Speakers Imogen Coe (left), professor at Toronto Metropolitan University,  and Anthony Wensley (right), member of the Toronto Initiative for Diversity and Excellence (TIDE) and a professor emeritus, University of Toronto Mississauga.

On Jan. 27, the Working Towards Inclusivity Symposium brought around 100 trainees from different STEM disciplines across Toronto together to recognize and reflect on challenges relating to inclusion, diversity, equity and accessibility (IDEA) in research laboratories.

The event gave trainees — which includes graduate students, post-doctoral fellows, research associates, and undergraduate researchers — a forum to think about and reflect on issues related to IDEA in their own labs and experiences.

The event was a collaboration between Medicine by Design’s Healthy & Inclusive Labs Committee and the University of Toronto’s Working Towards Inclusivity in Chemistry Toronto (WICTO).

The mission of the Healthy and Inclusive Labs Committee is to cultivate lab environments where all members feel empowered, supported, and valued. This goal aligns with the mission of WICTO, which is to dismantle oppressive systems that persist within academia to make the university a more equitable and safe space for everyone. The symposium offered an opportunity to provide resources and create open forums for discussion on IDEA, mentorship, and mental well being.

Medicine by Design’s Healthy & Inclusive Labs Committee is currently led by Kathryn Lye, a post-doctoral fellow at Sinai Health System, and supported by committee members, YingShan Ma, Chantel Campbell and Mina Vaez Ghasemi, PhD students at U of T.. The Healthy & Inclusive Labs Committee welcomes interested researchers from diverse disciplines to participate in future events and/or join the committee.

Lye and Ma led an interactive component of the event, presenting case studies to attendees, who came from Toronto area universities including the University of Toronto (U of T), Toronto Metropolitan University (TMU), and York University.

View the case studies here


Medicine by Design Healthy and Inclusive Lab Committee chair Kathryn Lye (centre) and YingShan Ma (right), committee member, led an interactive session at the event.

Event explores themes like bias and diversity

Speakers Imogen Coe, a professor at the Department of Chemistry and Biology at TMU, and Anthony Wensley, a professor emeritus, U of T Mississauga, and a member of the Toronto Initiative for Diversity and Excellence (TIDE), explored ideas such as types of unconscious biases in research, how diversity makes science better, and how inclusivity drives creativity and innovation in science and research by fostering a culture where individuals can freely contribute.

Coe has advised academia, government, and industry on best practices and approaches to improve IDEA in STEM, particularly in the Canadian post-secondary education sector.

In her session, Coe gave a plenary lecture on practicing diversity and incorporating it into the lab to improve research.

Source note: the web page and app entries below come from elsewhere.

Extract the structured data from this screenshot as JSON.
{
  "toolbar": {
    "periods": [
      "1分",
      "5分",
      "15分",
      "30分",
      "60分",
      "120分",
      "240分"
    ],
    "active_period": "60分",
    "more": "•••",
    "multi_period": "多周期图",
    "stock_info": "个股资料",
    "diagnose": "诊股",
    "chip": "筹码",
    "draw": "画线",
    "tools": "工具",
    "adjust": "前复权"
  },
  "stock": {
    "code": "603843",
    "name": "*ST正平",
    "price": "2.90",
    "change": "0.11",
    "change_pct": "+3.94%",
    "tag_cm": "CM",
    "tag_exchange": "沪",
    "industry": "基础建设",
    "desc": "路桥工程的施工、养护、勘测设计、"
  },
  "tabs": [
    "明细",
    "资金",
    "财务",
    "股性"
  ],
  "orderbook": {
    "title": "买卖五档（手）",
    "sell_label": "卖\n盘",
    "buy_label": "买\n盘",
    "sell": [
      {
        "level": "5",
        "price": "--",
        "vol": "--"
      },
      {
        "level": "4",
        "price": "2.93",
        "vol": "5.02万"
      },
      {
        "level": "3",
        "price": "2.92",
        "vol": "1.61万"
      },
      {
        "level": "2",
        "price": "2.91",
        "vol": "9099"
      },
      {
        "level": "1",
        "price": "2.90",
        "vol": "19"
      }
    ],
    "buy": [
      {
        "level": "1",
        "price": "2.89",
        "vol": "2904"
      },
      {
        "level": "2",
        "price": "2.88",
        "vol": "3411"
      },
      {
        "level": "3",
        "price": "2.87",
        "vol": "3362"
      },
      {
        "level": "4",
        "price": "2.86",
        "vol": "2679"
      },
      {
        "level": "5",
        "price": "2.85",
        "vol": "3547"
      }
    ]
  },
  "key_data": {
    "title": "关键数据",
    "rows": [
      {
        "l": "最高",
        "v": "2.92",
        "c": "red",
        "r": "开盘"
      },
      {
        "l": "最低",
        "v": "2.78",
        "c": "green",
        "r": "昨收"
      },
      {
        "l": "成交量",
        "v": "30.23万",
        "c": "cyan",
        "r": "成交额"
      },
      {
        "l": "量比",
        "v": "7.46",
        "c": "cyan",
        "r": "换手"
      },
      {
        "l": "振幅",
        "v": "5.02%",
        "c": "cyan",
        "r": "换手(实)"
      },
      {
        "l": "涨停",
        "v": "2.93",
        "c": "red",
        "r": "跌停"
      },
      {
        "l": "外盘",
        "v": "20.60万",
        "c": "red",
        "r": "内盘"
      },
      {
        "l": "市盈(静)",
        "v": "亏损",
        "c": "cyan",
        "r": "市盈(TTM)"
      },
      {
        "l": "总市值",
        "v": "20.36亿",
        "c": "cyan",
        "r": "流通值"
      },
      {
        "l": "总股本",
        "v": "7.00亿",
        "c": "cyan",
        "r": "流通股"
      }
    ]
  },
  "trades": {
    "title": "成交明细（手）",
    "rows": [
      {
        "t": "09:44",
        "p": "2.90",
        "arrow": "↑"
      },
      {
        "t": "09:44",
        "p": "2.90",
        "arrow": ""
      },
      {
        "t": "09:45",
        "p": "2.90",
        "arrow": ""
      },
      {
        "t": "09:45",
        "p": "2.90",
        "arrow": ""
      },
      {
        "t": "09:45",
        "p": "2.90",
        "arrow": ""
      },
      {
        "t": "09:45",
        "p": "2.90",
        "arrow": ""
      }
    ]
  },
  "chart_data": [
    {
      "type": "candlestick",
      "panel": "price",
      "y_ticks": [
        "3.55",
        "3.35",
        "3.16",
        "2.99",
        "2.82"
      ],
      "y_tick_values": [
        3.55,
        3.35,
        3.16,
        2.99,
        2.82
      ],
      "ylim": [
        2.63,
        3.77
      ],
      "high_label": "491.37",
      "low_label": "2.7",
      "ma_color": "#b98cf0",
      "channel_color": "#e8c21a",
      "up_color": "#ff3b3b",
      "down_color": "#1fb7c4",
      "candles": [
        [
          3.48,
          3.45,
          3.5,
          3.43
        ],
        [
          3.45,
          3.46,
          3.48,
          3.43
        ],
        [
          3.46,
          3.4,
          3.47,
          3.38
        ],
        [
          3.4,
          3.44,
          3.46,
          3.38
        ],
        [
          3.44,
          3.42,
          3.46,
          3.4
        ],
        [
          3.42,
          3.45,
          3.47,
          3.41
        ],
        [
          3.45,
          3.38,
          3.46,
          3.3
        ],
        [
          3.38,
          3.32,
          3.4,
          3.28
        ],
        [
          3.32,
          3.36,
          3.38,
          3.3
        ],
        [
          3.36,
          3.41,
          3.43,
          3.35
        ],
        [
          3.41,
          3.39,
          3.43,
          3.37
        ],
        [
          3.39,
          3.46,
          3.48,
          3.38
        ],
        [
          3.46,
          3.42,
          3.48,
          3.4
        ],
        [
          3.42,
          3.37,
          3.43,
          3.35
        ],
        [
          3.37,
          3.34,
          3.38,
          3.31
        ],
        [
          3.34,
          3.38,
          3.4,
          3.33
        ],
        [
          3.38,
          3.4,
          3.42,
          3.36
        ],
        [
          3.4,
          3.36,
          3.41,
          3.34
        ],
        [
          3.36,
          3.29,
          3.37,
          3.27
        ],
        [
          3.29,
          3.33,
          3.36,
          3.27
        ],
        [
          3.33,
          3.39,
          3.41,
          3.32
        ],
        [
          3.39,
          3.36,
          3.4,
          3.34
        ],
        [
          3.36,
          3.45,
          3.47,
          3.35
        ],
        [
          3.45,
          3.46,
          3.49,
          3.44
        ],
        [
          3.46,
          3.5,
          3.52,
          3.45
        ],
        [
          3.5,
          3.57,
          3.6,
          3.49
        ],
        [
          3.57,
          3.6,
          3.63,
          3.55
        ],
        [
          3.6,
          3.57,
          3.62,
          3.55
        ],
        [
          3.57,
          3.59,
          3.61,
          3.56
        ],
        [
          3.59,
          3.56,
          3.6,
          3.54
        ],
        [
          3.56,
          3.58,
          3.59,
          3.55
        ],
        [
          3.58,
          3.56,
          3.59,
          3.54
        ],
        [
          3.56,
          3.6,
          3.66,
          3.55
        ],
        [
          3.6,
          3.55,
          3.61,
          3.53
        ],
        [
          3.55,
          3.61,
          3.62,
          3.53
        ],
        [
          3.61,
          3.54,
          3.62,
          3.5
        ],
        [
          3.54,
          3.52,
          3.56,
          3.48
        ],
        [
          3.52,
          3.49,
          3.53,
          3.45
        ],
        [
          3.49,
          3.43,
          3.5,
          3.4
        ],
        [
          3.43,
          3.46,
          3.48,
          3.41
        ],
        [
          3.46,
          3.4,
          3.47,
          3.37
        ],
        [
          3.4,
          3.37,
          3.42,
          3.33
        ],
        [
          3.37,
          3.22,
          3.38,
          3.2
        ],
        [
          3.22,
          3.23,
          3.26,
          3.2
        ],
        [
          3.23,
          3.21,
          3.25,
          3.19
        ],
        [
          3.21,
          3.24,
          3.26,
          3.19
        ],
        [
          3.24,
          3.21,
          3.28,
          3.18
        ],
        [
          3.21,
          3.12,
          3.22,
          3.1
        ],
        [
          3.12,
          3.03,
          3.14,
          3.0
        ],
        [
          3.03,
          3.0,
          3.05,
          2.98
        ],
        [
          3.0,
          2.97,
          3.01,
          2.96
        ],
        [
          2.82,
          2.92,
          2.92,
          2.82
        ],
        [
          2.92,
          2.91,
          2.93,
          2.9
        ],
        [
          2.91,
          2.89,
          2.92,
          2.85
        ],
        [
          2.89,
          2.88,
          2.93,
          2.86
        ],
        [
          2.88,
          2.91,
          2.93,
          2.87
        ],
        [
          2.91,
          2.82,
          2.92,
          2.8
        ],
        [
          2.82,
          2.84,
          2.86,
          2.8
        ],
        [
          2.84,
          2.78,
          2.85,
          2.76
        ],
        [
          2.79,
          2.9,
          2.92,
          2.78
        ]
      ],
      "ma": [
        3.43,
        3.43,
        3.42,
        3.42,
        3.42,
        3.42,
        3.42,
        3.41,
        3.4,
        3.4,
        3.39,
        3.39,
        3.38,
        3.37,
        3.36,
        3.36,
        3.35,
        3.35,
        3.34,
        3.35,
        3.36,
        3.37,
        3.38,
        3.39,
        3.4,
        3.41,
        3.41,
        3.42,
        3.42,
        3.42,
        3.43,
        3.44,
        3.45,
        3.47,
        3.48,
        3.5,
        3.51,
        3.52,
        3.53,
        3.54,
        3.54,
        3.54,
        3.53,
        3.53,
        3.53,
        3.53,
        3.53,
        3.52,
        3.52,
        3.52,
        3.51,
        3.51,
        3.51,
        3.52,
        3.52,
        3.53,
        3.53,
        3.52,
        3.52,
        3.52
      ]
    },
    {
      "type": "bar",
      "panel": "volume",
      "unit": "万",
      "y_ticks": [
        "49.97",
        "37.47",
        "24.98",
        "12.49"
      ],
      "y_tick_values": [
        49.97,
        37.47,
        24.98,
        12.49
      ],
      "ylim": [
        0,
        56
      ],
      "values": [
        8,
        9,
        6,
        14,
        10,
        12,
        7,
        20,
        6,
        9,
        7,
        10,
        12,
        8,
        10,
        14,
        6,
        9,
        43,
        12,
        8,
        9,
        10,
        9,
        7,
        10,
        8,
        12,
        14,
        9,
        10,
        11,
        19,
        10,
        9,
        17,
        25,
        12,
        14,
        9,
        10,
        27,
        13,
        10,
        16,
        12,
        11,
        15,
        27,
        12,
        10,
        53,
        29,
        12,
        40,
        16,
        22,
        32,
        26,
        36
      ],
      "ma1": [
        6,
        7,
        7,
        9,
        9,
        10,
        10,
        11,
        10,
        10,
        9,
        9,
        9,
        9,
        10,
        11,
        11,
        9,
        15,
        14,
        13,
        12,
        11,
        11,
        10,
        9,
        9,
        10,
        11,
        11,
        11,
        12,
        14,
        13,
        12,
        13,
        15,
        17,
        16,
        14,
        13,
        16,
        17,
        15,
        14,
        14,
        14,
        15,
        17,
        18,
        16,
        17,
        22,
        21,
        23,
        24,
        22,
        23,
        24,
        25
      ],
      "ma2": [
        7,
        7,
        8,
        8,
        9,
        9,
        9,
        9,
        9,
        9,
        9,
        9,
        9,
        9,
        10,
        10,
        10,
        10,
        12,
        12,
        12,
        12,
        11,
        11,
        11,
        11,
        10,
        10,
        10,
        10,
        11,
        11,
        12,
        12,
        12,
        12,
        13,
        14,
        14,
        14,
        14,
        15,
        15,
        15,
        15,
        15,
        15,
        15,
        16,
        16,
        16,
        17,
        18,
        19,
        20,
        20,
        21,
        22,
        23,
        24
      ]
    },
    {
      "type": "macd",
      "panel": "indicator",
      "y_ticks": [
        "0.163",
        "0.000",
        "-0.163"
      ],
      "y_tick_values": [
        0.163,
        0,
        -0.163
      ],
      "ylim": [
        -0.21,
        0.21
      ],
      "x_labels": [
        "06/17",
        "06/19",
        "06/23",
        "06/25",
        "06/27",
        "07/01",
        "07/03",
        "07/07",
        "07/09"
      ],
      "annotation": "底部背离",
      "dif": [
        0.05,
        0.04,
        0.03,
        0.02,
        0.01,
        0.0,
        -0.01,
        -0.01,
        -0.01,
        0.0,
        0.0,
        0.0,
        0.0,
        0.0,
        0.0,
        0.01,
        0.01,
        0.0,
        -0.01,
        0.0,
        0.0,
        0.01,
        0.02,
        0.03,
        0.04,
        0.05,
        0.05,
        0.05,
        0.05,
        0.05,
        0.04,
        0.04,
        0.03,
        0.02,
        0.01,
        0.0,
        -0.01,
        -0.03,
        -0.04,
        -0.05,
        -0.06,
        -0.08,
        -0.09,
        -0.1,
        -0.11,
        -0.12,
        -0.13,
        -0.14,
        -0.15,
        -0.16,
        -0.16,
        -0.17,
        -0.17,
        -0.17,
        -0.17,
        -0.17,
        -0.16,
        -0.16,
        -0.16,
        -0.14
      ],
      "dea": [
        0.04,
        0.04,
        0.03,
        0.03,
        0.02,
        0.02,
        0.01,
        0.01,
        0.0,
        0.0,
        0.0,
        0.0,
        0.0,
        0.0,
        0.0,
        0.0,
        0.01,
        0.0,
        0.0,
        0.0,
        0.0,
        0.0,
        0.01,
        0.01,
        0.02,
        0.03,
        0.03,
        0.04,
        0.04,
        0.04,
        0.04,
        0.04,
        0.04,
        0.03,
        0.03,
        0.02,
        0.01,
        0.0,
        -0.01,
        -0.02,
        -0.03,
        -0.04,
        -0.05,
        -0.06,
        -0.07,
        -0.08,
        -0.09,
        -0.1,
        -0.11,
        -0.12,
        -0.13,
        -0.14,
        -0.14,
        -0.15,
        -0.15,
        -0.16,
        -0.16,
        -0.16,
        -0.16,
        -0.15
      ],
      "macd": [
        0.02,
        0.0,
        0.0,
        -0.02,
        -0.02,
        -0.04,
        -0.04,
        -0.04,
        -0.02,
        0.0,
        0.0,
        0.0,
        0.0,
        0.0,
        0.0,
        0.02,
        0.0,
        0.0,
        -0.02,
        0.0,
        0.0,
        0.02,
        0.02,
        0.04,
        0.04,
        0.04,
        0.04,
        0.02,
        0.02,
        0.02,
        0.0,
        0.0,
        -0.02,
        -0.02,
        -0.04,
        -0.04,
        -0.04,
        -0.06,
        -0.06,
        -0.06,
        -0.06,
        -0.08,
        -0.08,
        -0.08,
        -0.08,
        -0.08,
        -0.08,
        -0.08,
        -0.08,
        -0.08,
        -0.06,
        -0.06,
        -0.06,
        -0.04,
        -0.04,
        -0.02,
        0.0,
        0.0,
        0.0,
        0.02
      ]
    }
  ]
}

She also highlighted the importance of creating a ‘psychological safe space,’ where individuals feel comfortable to reflect on their background without judgment. A portion of her discussion focused on understanding bias and how it’s influenced by heuristics, the brain’s mental shortcuts to simplify complex problems and avoid cognitive overload.

In Wensley’s workshop, participants examined types of biases persisting in research and potential ways to deal with them. The TIDE initiative starts interactive conversations about evidence-based inclusion, illustrates common patterns of (unconscious) bias, provides practical tools to mitigate bias in academic practices and processes, and discusses promising ways to create more diverse and equitable unit cultures.

Case studies to examine biases and assumptions

As part of Wensley’s workshop. Lye and Ma created case studies to explore real-world scenarios challenging IDEA principles in lab settings.

MbD booth

Kathryn Lye (left) and YingShan Ma (right) at the Healthy and Inclusive Labs information table.

The case studies were inspired by real-life observations and were designed to encourage attendees to think about IDEA principles throughout the event. For example, one case study presented a situation where a supervisor in a lab that already had a demanding work schedule advised a trainee to work more on evenings and weekends despite the trainee having young children. This particular case explored how workplace cultures may disproportionately impact those with diverse responsibilities, and the questions that accompanied the case encouraged a discussion about inclusive approaches to acknowledging these impacts.

After presenting the case studies, trainees were asked to reflect on the situations through question prompts. Then the case studies were discussed in an interactive workshop and debriefing session, led by Wensley and supported by Coe.

The event also included a “how-to-network” workshop, flash talks from trainees with broad research interests, and a networking dinner.

If you want to get involved with the Healthy & Inclusive Labs Committee at Medicine by Design or have any questions, please contact